• **What is needed**
Print all the data, keeping every line exactly as it is.

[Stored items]

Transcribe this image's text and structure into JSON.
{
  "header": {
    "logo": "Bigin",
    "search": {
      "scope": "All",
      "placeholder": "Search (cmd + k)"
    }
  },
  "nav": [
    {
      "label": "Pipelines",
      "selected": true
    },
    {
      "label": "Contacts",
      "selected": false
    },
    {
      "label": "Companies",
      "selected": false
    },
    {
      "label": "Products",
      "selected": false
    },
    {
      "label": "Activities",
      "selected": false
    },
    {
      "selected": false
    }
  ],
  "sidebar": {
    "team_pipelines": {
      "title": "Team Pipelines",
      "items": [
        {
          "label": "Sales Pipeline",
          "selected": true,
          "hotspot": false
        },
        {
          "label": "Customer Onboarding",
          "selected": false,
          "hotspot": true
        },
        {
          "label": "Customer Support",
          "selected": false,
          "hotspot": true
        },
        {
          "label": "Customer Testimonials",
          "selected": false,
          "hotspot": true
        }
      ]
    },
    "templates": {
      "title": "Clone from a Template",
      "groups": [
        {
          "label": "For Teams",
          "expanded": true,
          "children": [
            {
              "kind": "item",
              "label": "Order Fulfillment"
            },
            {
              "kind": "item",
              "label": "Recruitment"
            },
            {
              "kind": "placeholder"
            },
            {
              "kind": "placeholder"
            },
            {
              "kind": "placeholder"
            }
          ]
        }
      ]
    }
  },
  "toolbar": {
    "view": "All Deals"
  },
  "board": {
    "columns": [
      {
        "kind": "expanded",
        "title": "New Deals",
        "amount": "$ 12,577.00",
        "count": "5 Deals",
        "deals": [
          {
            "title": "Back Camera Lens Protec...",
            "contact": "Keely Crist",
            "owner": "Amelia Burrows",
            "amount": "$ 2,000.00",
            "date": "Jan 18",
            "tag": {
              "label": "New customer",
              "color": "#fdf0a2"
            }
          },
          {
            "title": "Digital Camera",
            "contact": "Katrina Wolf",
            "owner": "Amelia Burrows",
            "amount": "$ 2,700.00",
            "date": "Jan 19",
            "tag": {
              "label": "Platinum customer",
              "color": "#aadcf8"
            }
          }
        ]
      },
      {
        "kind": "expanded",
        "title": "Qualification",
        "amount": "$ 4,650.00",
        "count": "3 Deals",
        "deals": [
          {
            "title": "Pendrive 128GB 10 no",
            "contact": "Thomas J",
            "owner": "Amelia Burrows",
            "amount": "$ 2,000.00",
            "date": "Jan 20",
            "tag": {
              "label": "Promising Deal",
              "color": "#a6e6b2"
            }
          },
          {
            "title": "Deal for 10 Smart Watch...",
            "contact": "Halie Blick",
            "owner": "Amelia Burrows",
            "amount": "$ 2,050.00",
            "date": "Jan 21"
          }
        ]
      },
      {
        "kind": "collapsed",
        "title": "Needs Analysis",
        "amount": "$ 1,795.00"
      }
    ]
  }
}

• **Answer box**
Transcribe this image's text and structure into JSON.
{
  "header": {
    "logo": "Bigin",
    "search": {
      "scope": "All",
      "placeholder": "Search (cmd + k)"
    }
  },
  "nav": [
    {
      "label": "Pipelines",
      "selected": true
    },
    {
      "label": "Contacts",
      "selected": false
    },
    {
      "label": "Companies",
      "selected": false
    },
    {
      "label": "Products",
      "selected": false
    },
    {
      "label": "Activities",
      "selected": false
    },
    {
      "selected": false
    }
  ],
  "sidebar": {
    "team_pipelines": {
      "title": "Team Pipelines",
      "items": [
        {
          "label": "Sales Pipeline",
          "selected": true,
          "hotspot": false
        },
        {
          "label": "Customer Onboarding",
          "selected": false,
          "hotspot": true
        },
        {
          "label": "Customer Support",
          "selected": false,
          "hotspot": true
        },
        {
          "label": "Customer Testimonials",
          "selected": false,
          "hotspot": true
        }
      ]
    },
    "templates": {
      "title": "Clone from a Template",
      "groups": [
        {
          "label": "For Teams",
          "expanded": true,
          "children": [
            {
              "kind": "item",
              "label": "Order Fulfillment"
            },
            {
              "kind": "item",
              "label": "Recruitment"
            },
            {
              "kind": "placeholder"
            },
            {
              "kind": "placeholder"
            },
            {
              "kind": "placeholder"
            }
          ]
        }
      ]
    }
  },
  "toolbar": {
    "view": "All Deals"
  },
  "board": {
    "columns": [
      {
        "kind": "expanded",
        "title": "New Deals",
        "amount": "$ 12,577.00",
        "count": "5 Deals",
        "deals": [
          {
            "title": "Back Camera Lens Protec...",
            "contact": "Keely Crist",
            "owner": "Amelia Burrows",
            "amount": "$ 2,000.00",
            "date": "Jan 18",
            "tag": {
              "label": "New customer",
              "color": "#fdf0a2"
            }
          },
          {
            "title": "Digital Camera",
            "contact": "Katrina Wolf",
            "owner": "Amelia Burrows",
            "amount": "$ 2,700.00",
            "date": "Jan 19",
            "tag": {
              "label": "Platinum customer",
              "color": "#aadcf8"
            }
          }
        ]
      },
      {
        "kind": "expanded",
        "title": "Qualification",
        "amount": "$ 4,650.00",
        "count": "3 Deals",
        "deals": [
          {
            "title": "Pendrive 128GB 10 no",
            "contact": "Thomas J",
            "owner": "Amelia Burrows",
            "amount": "$ 2,000.00",
            "date": "Jan 20",
            "tag": {
              "label": "Promising Deal",
              "color": "#a6e6b2"
            }
          },
          {
            "title": "Deal for 10 Smart Watch...",
            "contact": "Halie Blick",
            "owner": "Amelia Burrows",
            "amount": "$ 2,050.00",
            "date": "Jan 21"
          }
        ]
      },
      {
        "kind": "collapsed",
        "title": "Needs Analysis",
        "amount": "$ 1,795.00"
      }
    ]
  }
}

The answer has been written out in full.